◆ PROVIDED INFORMATION:
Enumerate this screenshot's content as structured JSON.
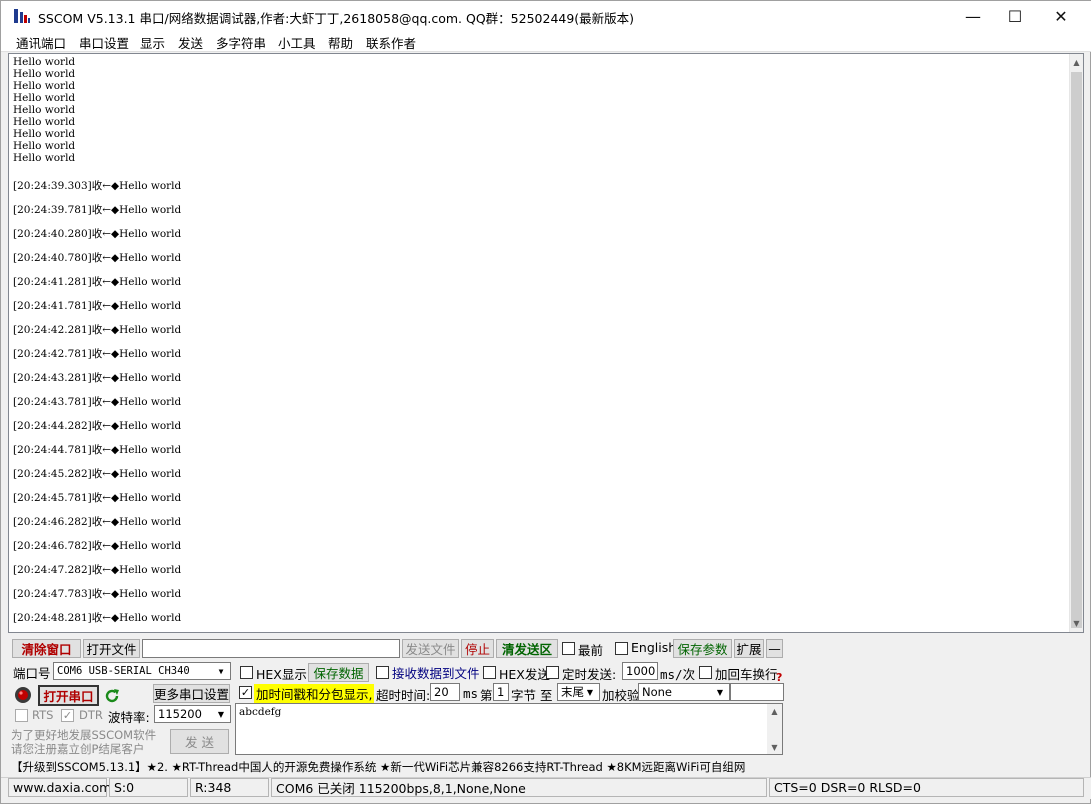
{
  "window": {
    "title": "SSCOM V5.13.1 串口/网络数据调试器,作者:大虾丁丁,2618058@qq.com. QQ群：52502449(最新版本)",
    "minimize": "—",
    "maximize": "☐",
    "close": "✕"
  },
  "menu": [
    "通讯端口",
    "串口设置",
    "显示",
    "发送",
    "多字符串",
    "小工具",
    "帮助",
    "联系作者"
  ],
  "receive": {
    "lines": [
      "Hello world",
      "Hello world",
      "Hello world",
      "Hello world",
      "Hello world",
      "Hello world",
      "Hello world",
      "Hello world",
      "Hello world"
    ],
    "timestamped": [
      "[20:24:39.303]收←◆Hello world",
      "[20:24:39.781]收←◆Hello world",
      "[20:24:40.280]收←◆Hello world",
      "[20:24:40.780]收←◆Hello world",
      "[20:24:41.281]收←◆Hello world",
      "[20:24:41.781]收←◆Hello world",
      "[20:24:42.281]收←◆Hello world",
      "[20:24:42.781]收←◆Hello world",
      "[20:24:43.281]收←◆Hello world",
      "[20:24:43.781]收←◆Hello world",
      "[20:24:44.282]收←◆Hello world",
      "[20:24:44.781]收←◆Hello world",
      "[20:24:45.282]收←◆Hello world",
      "[20:24:45.781]收←◆Hello world",
      "[20:24:46.282]收←◆Hello world",
      "[20:24:46.782]收←◆Hello world",
      "[20:24:47.282]收←◆Hello world",
      "[20:24:47.783]收←◆Hello world",
      "[20:24:48.281]收←◆Hello world"
    ]
  },
  "toolbar": {
    "clear_window": "清除窗口",
    "open_file": "打开文件",
    "file_path": "",
    "send_file": "发送文件",
    "stop": "停止",
    "clear_send": "清发送区",
    "topmost": "最前",
    "english": "English",
    "save_params": "保存参数",
    "expand": "扩展",
    "collapse": "—"
  },
  "port": {
    "port_label": "端口号",
    "port_value": "COM6 USB-SERIAL CH340",
    "open_port": "打开串口",
    "more_settings": "更多串口设置",
    "rts": "RTS",
    "dtr": "DTR",
    "baud_label": "波特率:",
    "baud_value": "115200"
  },
  "options": {
    "hex_display": "HEX显示",
    "save_data": "保存数据",
    "recv_to_file": "接收数据到文件",
    "hex_send": "HEX发送",
    "timed_send": "定时发送:",
    "interval_value": "1000",
    "interval_unit": "ms/次",
    "add_crlf": "加回车换行",
    "timestamp_split": "加时间戳和分包显示,",
    "timeout_label": "超时时间:",
    "timeout_value": "20",
    "timeout_unit": "ms",
    "byte_prefix": "第",
    "byte_value": "1",
    "byte_suffix": "字节 至",
    "end_value": "末尾",
    "checksum_label": "加校验",
    "checksum_value": "None",
    "help": "?"
  },
  "send": {
    "text": "abcdefg",
    "send_button": "发  送"
  },
  "promo": {
    "left_line1": "为了更好地发展SSCOM软件",
    "left_line2": "请您注册嘉立创P结尾客户",
    "ticker": "【升级到SSCOM5.13.1】★2. ★RT-Thread中国人的开源免费操作系统 ★新一代WiFi芯片兼容8266支持RT-Thread ★8KM远距离WiFi可自组网"
  },
  "status": {
    "website": "www.daxia.com",
    "sent": "S:0",
    "received": "R:348",
    "port_state": "COM6 已关闭  115200bps,8,1,None,None",
    "lines": "CTS=0 DSR=0 RLSD=0"
  },
  "colors": {
    "accent_red": "#b00000",
    "accent_green": "#006400",
    "highlight_yellow": "#ffff00",
    "icon_red": "#c00000"
  }
}
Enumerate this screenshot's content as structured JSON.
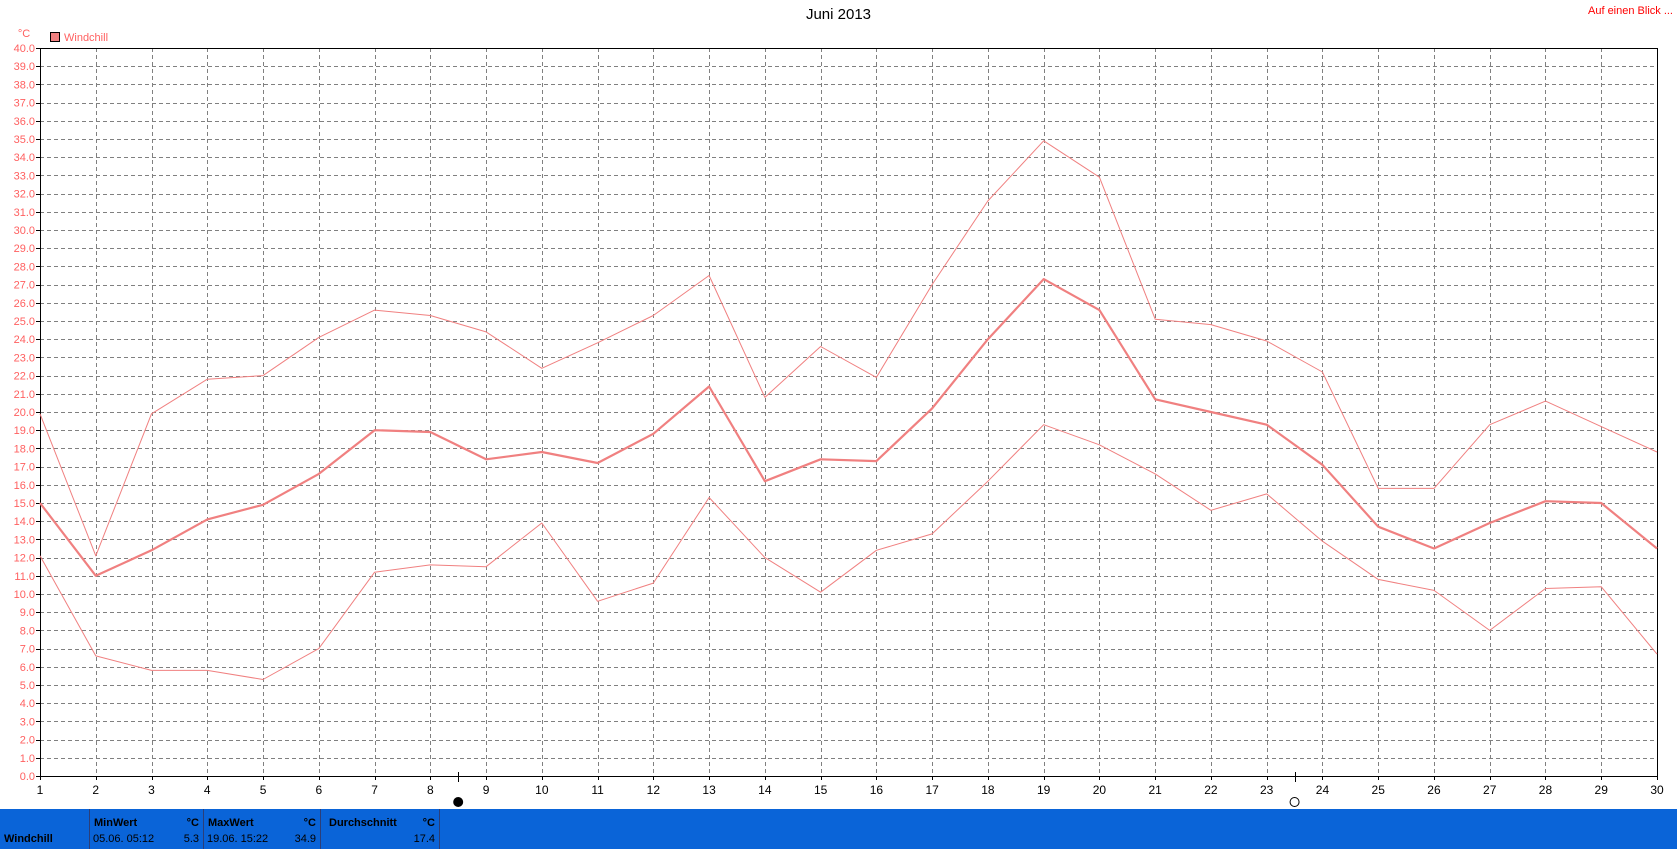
{
  "header": {
    "title": "Juni 2013",
    "link": "Auf einen Blick ..."
  },
  "colors": {
    "series": "#f08080",
    "axis_text": "#ff6060",
    "footer_bg": "#0a64d8"
  },
  "chart_data": {
    "type": "line",
    "title": "Juni 2013",
    "ylabel": "°C",
    "ylim": [
      0,
      40
    ],
    "y_tick_step": 1,
    "x": [
      1,
      2,
      3,
      4,
      5,
      6,
      7,
      8,
      9,
      10,
      11,
      12,
      13,
      14,
      15,
      16,
      17,
      18,
      19,
      20,
      21,
      22,
      23,
      24,
      25,
      26,
      27,
      28,
      29,
      30
    ],
    "legend": "Windchill",
    "grid": true,
    "series": [
      {
        "name": "Windchill",
        "role": "max",
        "values": [
          19.9,
          12.1,
          19.9,
          21.8,
          22.0,
          24.1,
          25.6,
          25.3,
          24.4,
          22.4,
          23.8,
          25.3,
          27.5,
          20.8,
          23.6,
          21.9,
          27.0,
          31.6,
          34.9,
          32.9,
          25.1,
          24.8,
          23.9,
          22.2,
          15.8,
          15.8,
          19.3,
          20.6,
          19.2,
          17.8
        ]
      },
      {
        "name": "Windchill",
        "role": "avg",
        "values": [
          15.0,
          11.0,
          12.4,
          14.1,
          14.9,
          16.6,
          19.0,
          18.9,
          17.4,
          17.8,
          17.2,
          18.8,
          21.4,
          16.2,
          17.4,
          17.3,
          20.2,
          24.0,
          27.3,
          25.6,
          20.7,
          20.0,
          19.3,
          17.1,
          13.7,
          12.5,
          13.9,
          15.1,
          15.0,
          12.5
        ]
      },
      {
        "name": "Windchill",
        "role": "min",
        "values": [
          12.1,
          6.6,
          5.8,
          5.8,
          5.3,
          7.0,
          11.2,
          11.6,
          11.5,
          13.9,
          9.6,
          10.6,
          15.3,
          12.0,
          10.1,
          12.4,
          13.3,
          16.2,
          19.3,
          18.2,
          16.6,
          14.6,
          15.5,
          12.9,
          10.8,
          10.2,
          8.0,
          10.3,
          10.4,
          6.7
        ]
      }
    ],
    "moon_markers": [
      {
        "day": 9,
        "phase": "full-moon-icon"
      },
      {
        "day": 24,
        "phase": "new-moon-icon"
      }
    ]
  },
  "footer": {
    "series_label": "Windchill",
    "min": {
      "label": "MinWert",
      "unit": "°C",
      "date": "05.06.  05:12",
      "value": "5.3"
    },
    "max": {
      "label": "MaxWert",
      "unit": "°C",
      "date": "19.06.  15:22",
      "value": "34.9"
    },
    "avg": {
      "label": "Durchschnitt",
      "unit": "°C",
      "value": "17.4"
    }
  }
}
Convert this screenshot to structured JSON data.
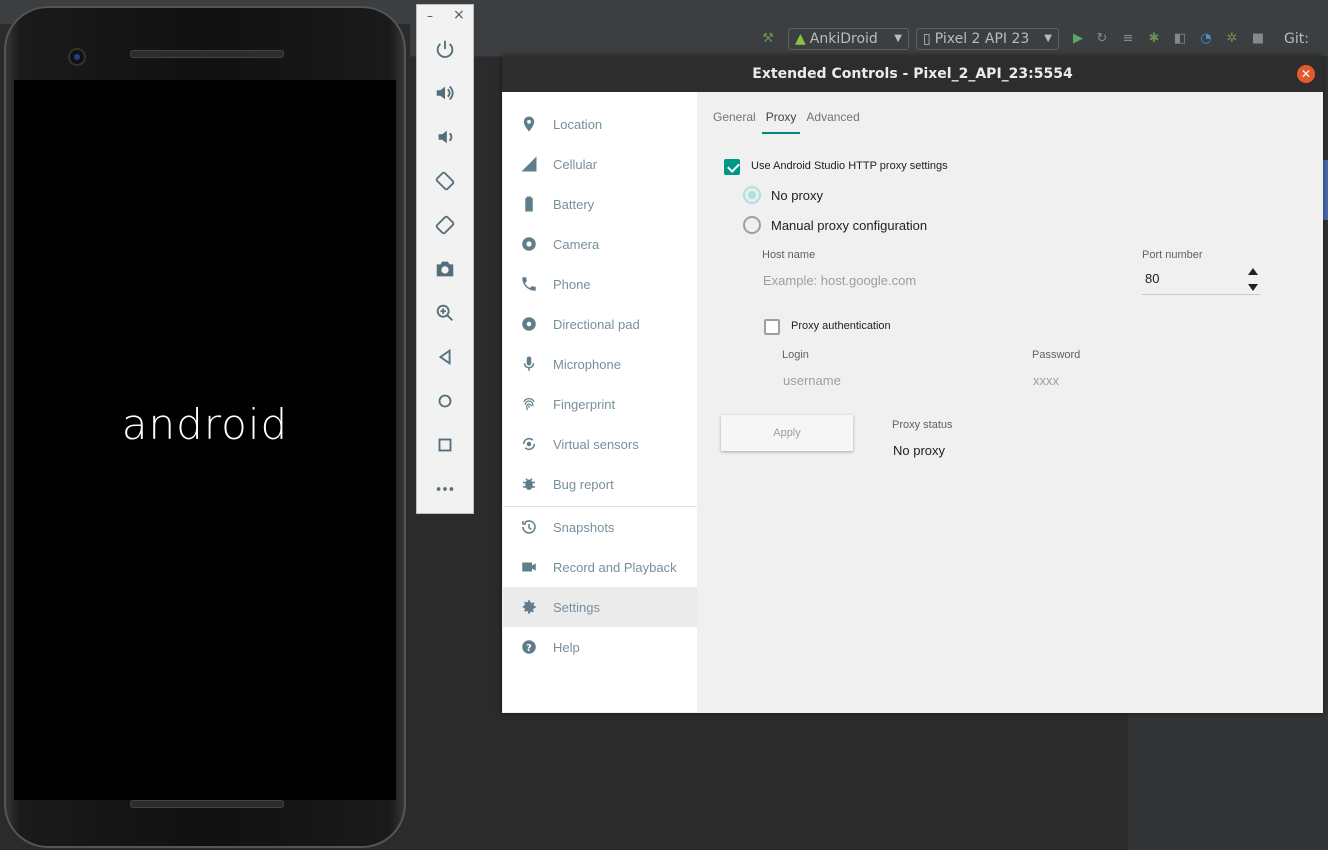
{
  "ide": {
    "run_config": "AnkiDroid",
    "device": "Pixel 2 API 23",
    "git_label": "Git:"
  },
  "phone": {
    "boot_text": "android"
  },
  "emulator_toolbar": {
    "minimize": "–",
    "close": "×",
    "buttons": [
      "power-icon",
      "volume-up-icon",
      "volume-down-icon",
      "rotate-left-icon",
      "rotate-right-icon",
      "camera-icon",
      "zoom-icon",
      "back-icon",
      "home-icon",
      "overview-icon",
      "more-icon"
    ]
  },
  "extended_controls": {
    "title": "Extended Controls - Pixel_2_API_23:5554",
    "sidebar": [
      {
        "label": "Location",
        "icon": "location-icon"
      },
      {
        "label": "Cellular",
        "icon": "cellular-icon"
      },
      {
        "label": "Battery",
        "icon": "battery-icon"
      },
      {
        "label": "Camera",
        "icon": "camera-icon"
      },
      {
        "label": "Phone",
        "icon": "phone-icon"
      },
      {
        "label": "Directional pad",
        "icon": "dpad-icon"
      },
      {
        "label": "Microphone",
        "icon": "microphone-icon"
      },
      {
        "label": "Fingerprint",
        "icon": "fingerprint-icon"
      },
      {
        "label": "Virtual sensors",
        "icon": "sensors-icon"
      },
      {
        "label": "Bug report",
        "icon": "bug-icon"
      },
      {
        "label": "Snapshots",
        "icon": "history-icon"
      },
      {
        "label": "Record and Playback",
        "icon": "videocam-icon"
      },
      {
        "label": "Settings",
        "icon": "gear-icon",
        "active": true
      },
      {
        "label": "Help",
        "icon": "help-icon"
      }
    ],
    "tabs": [
      "General",
      "Proxy",
      "Advanced"
    ],
    "active_tab": "Proxy",
    "proxy": {
      "use_studio_label": "Use Android Studio HTTP proxy settings",
      "use_studio_checked": true,
      "no_proxy_label": "No proxy",
      "manual_label": "Manual proxy configuration",
      "host_label": "Host name",
      "host_placeholder": "Example: host.google.com",
      "port_label": "Port number",
      "port_value": "80",
      "auth_label": "Proxy authentication",
      "auth_checked": false,
      "login_label": "Login",
      "login_placeholder": "username",
      "password_label": "Password",
      "password_placeholder": "xxxx",
      "apply_label": "Apply",
      "status_label": "Proxy status",
      "status_value": "No proxy"
    }
  }
}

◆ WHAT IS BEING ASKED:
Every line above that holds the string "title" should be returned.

◆ YOUR SOLUTION:
    "title": "SSCOM V5.13.1 串口/网络数据调试器,作者:大虾丁丁,2618058@qq.com. QQ群：52502449(最新版本)",
    "title": "Juni 2013",
    "title": "Juni 2013",
    "title": "Extended Controls - Pixel_2_API_23:5554",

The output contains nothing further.